It’s difficult to write in a language you don’t speak or understand. For a non-Armenian speaker it’s easy to make mistakes while writing. We must remember that only legible writing can be considered a calligraphy. And in 36 letters of classical Armenian alphabet many resemble each other closely. So one must be careful with the letter forms. Other than that, it’s an art which requires a very high level of control and confidence, so if you can write beautiful Armenian, you’d probably write beautiful Cyrillic as well. It’s a question of practice.
Why was Armenian calligraphy practice forgotten, if Armenia is famous for its long tradition of writing? What can be done to return it to the school system?
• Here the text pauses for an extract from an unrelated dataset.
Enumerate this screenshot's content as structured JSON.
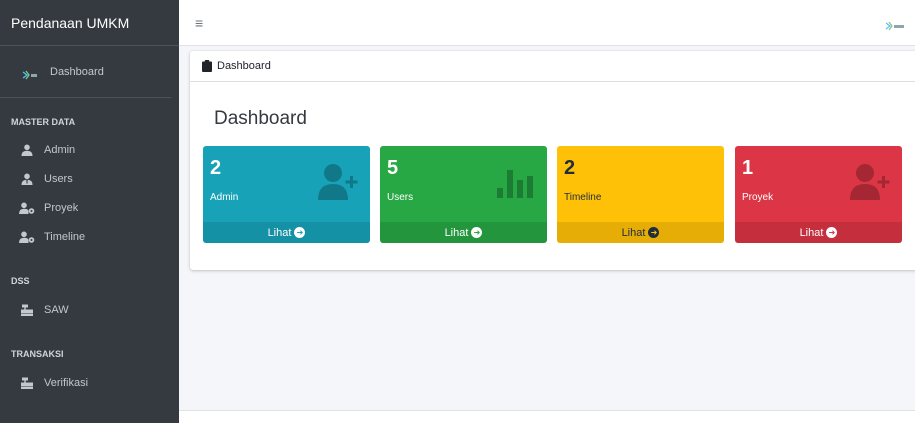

And is it necessary at all – perhaps it should be reserved for the professionals?
Armenian classical education system taught calligraphy as a discipline. That means our ancestors knew the importance of it. As far as I know it is still taught in Persia, although I might be wrong. But existence of study books is a fact. I have located around 7-8 of them, from many different cities in Europe and Orient, including Moscow and Nor Nakhidjevan. The pioneers were of course Mkhitarists in Vienna and Venice. They have established professional print presses and started publishing books, magazines, religious and secular literature using beautiful Armenian typesets. Of course before becoming type they were drawn by hand.
If we want to preserve and evolve our culture further we should bring calligraphy back to the school system. Kids will learn whatever you show them, they deserve better and more beautiful versions of Armenian alphabet than those taught currently. But we need to do it step by step, to start with a book showing most beautiful examples of calligraphy (classical and contemporary), a book which can also serve as a guide for those who want to study it. But I do need more research and funds to accomplish that. I am optimistic.
If we want to preserve and evolve our culture further we should bring calligraphy back to the school system.
Can it be interesting for other people and be famed like Chinese calligraphy for example? Or should we first absorb the beauty of Armenian letters ourselves?
The truth is that there is more interest toward Armenian calligraphy outside our country (and our diaspora) than here. I was in Poland and Romania this summer to teach lectures and give master classes and I can tell you that there is a lot of interest. Armenian alphabet is an enigma and it needs to be shared with the world. And we must set the bar very high, the skill level is important and there is no place for mediocrity.
Армянский алфавит – это загадка, и мы должны поделиться ею с миром.
What’s primary – typography or calligraphy?
Professional designers know that a letter always starts on paper. Calligraphy is the root of the typographic tree. We experiment with the letters, try to make them more balanced, have them communicate with the reader, tell a story. But there is a certain aspect of freedom when you write freely by hand. Typography has more restrictions.
Calligraphy needs patience, accuracy and quite bit of time. What do you find appealing in this art and what motivates you? What is the difficulty one is facing while writing it and what qualities can it develop in a human being?
When you draw a perfect line, perfect curve, perfect letter, you feel as if you conquered another mountain. It’s the constant work toward perfection that makes it so much fun. Harder it is, more interesting it is for me. But the hardest part is to be in the right state of mind, to be able to focus and block out everything else. You need to love it, only then you can be good at it. And when you are good, you need to keep practicing, keep perfecting, keep looking for new ways to draw the same shape. I never stop learning.
What inspires you to create new calligraphic compositions?
Right now, Armenian medieval architecture and the epigraphic inscriptions. But in general – my culture is the biggest source of inspiration for me.
And in conclusion, your advice to the beginner calligraphers and those inspired by your works?
Never stop working and aim as high as possible.